In the city, the Pennsylvania suburbs, South Jersey, and Delaware, a national record of 85,000 people volunteered in 1,300 service projects in the 17th annual event, according to Todd Bernstein, president of Global Citizen and founder and director of the Greater Philadelphia King Day of Service.
About 4,000 volunteers gathered at Girard, a tuition-free private boarding school for children in grades one through 12 that once barred black students.
On hand to mark the day, Vice President Biden said King himself once stood at the gates of the school in the Fairmount section, calling for equality.
"It's worth looking at how much progress we made," he said. Biden said everyone can improve this country by building on King's legacy: "The greatest thing you can do for another human being is understand what they are going through and then engage in one act of kindness."
Mayor Nutter also spoke, referencing recent gun violence and proclaiming, "Cease fire in this city!"
But the essence of Martin Luther King's Birthday is volunteerism, not elected officials at a microphone.

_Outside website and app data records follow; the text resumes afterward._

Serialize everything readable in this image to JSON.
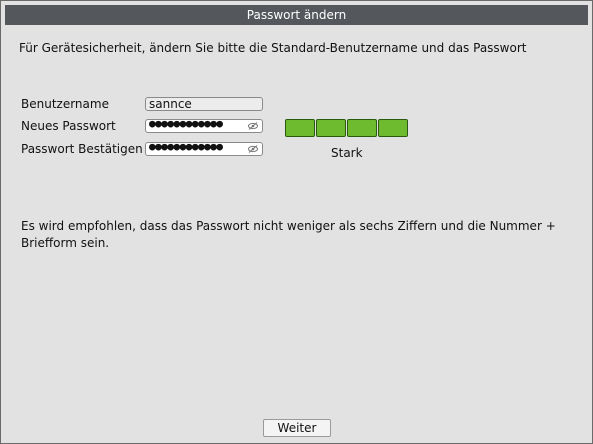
{
  "window": {
    "title": "Passwort ändern"
  },
  "intro_text": "Für Gerätesicherheit, ändern Sie bitte die Standard-Benutzername und das Passwort",
  "form": {
    "username_label": "Benutzername",
    "username_value": "sannce",
    "new_password_label": "Neues Passwort",
    "new_password_masked": "●●●●●●●●●●●●",
    "confirm_password_label": "Passwort Bestätigen",
    "confirm_password_masked": "●●●●●●●●●●●●"
  },
  "strength": {
    "segments_filled": 4,
    "segments_total": 4,
    "label": "Stark",
    "color": "#6fbb2f"
  },
  "note_text": "Es wird empfohlen, dass das Passwort nicht weniger als sechs Ziffern und die Nummer + Briefform sein.",
  "buttons": {
    "next_label": "Weiter"
  },
  "icons": {
    "password_visibility": "eye-hidden-icon"
  }
}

And citizens did much to bring that to life by engaging in scores of projects: Young people painted and cleaned elementary schools and recreation centers, volunteers created Valentine's Day cards for veterans convalescing in hospitals, and Olney residents distributed diapers to teenage parents.
Outside the city, the theme was much the same.
With the Comcast building in the background, several dozen Friends of the Cynwyd Heritage Trail, many with children, turned out to clear brush, yank out invasive vines, and remove debris from woods just off Belmont Avenue in Bala Cynwyd, Lower Merion.
The area is near the new Cynwyd Heritage Trail. It had been a dumping ground for contractors' debris, but it will someday be a meadow for native plants and species, the volunteers said.
Bundled up in parkas, wool hats, and gloves, many of the volunteers were students with a day off from classes.
Elaine Schmidt, 18, and Nora Choug, 22, both enrolled at Bryn Mawr College, gathered sticks and rubbish and carried them to a huge pile that will be removed later.
"I think it's a good day to get out and contribute," Schmidt said.
Nick Barnes Batista, 13, an eighth grader at Bala Cynwyd Middle School, was there helping his father, David Barnes, rip out dried-up kudzu.
As a cyclist, Batista is out on the trail a lot.
"I should help and give back, so I can go on it more," he said with a huge grin.
Eight miles away, in a warehouse overlooking West Conshohocken, several dozen students from the private Shipley School helped sort and inspect items for a nonprofit organization called Cradles to Crayons.
The group collects children's clothes, cleans and sorts them, adds new undergarments, books and school supplies, and makes up "kid packs" for those in need.
Henry Schoeffel, 10, a fourth grader from Berwyn, happily buzzed around, sorting and chatting.
"I love it," he said.
Sisters Ashleigh, 12, and Kaela Gundy, 15, of Lafayette Hill, said they felt lucky to attend a private school and wanted to help those less fortunate.
"I came here today to help pack up things and put them in order so someone can succeed with their life. It's like their life will change," Ashleigh Gundy said.
"We wanted to help others," said Kaela Gundy. "It's a day of service to honor Martin Luther King Jr."
It was also a day to contemplate the life of an extraordinary man.
On Monday, more than two dozen people ripped open the boarded-up door of a house in the Bergen Square neighborhood of Camden and started cleaning up the mess inside.
One of many similarly vacant homes with fire damage, 940 Newton Ave. looks unremarkable.
But some in the neighborhood say they believe King had lived at that house while he attended Crozer Theological Seminary in Upland in the late 1940s.
Historians cannot say for certain. But Heart of Camden, a nonprofit group that does redevelopment work in the city, nevertheless purchased the $4,000 in accumulated tax liens on the house.
The burned shell will be transformed into an office space for Young Urban Leaders, eight community-involved Camden residents. They plan to hold seminars and help city youth with college applications.
Once Heart of Camden receives the title for the property, it will turn it over to the Young Urban Leaders.
"It will be a shrine and inspiration to all of us," Msgr. Michael Doyle of Camden's Sacred Heart Church told a crowd at the site.
"This house reminds me a lot of Camden. . . . It has a strong foundation," but it needs to be fixed, said Sean Brown, a Camden school board member and founder of the Young Urban Leaders.
"Martin Luther King Day is a day to honor his legacy by doing service work around the country," Brown said. "We agreed it would be the perfect day to start restoring the house."
Contact staff writer Alfred Lubrano at 215-854-4969 or email@example.com.